◆ Task directions ◆
Strip out the pictures and output each remaining line of the data word for word.

◆ Study material ◆

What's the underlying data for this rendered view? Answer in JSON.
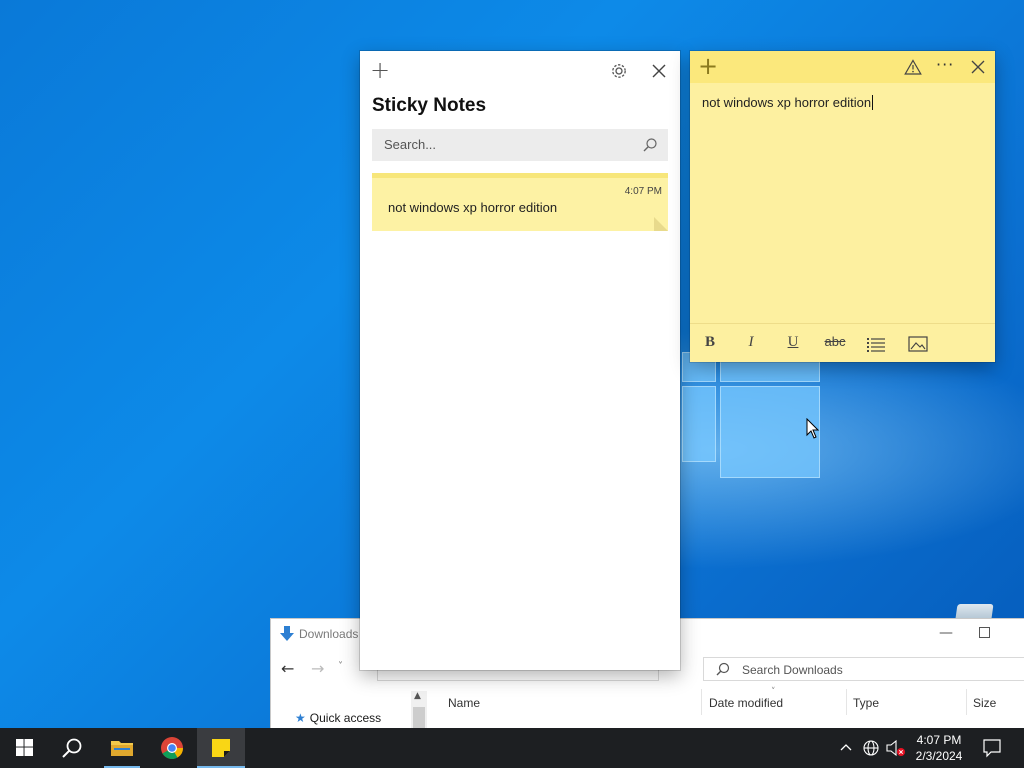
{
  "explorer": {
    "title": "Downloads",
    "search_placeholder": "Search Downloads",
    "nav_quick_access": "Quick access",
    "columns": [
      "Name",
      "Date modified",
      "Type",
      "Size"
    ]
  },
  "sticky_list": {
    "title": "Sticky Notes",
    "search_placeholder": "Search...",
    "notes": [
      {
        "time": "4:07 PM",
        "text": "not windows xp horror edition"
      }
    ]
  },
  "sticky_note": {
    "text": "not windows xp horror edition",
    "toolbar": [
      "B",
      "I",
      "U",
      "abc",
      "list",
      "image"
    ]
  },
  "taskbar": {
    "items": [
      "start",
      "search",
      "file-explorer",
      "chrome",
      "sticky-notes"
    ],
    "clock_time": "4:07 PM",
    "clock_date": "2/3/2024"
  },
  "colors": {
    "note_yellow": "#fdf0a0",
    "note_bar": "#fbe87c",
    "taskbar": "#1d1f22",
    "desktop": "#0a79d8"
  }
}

◆ Result of the task ◆
What's the underlying data for this rendered view? Answer in JSON.
{
  "explorer": {
    "title": "Downloads",
    "search_placeholder": "Search Downloads",
    "nav_quick_access": "Quick access",
    "columns": [
      "Name",
      "Date modified",
      "Type",
      "Size"
    ]
  },
  "sticky_list": {
    "title": "Sticky Notes",
    "search_placeholder": "Search...",
    "notes": [
      {
        "time": "4:07 PM",
        "text": "not windows xp horror edition"
      }
    ]
  },
  "sticky_note": {
    "text": "not windows xp horror edition",
    "toolbar": [
      "B",
      "I",
      "U",
      "abc",
      "list",
      "image"
    ]
  },
  "taskbar": {
    "items": [
      "start",
      "search",
      "file-explorer",
      "chrome",
      "sticky-notes"
    ],
    "clock_time": "4:07 PM",
    "clock_date": "2/3/2024"
  },
  "colors": {
    "note_yellow": "#fdf0a0",
    "note_bar": "#fbe87c",
    "taskbar": "#1d1f22",
    "desktop": "#0a79d8"
  }
}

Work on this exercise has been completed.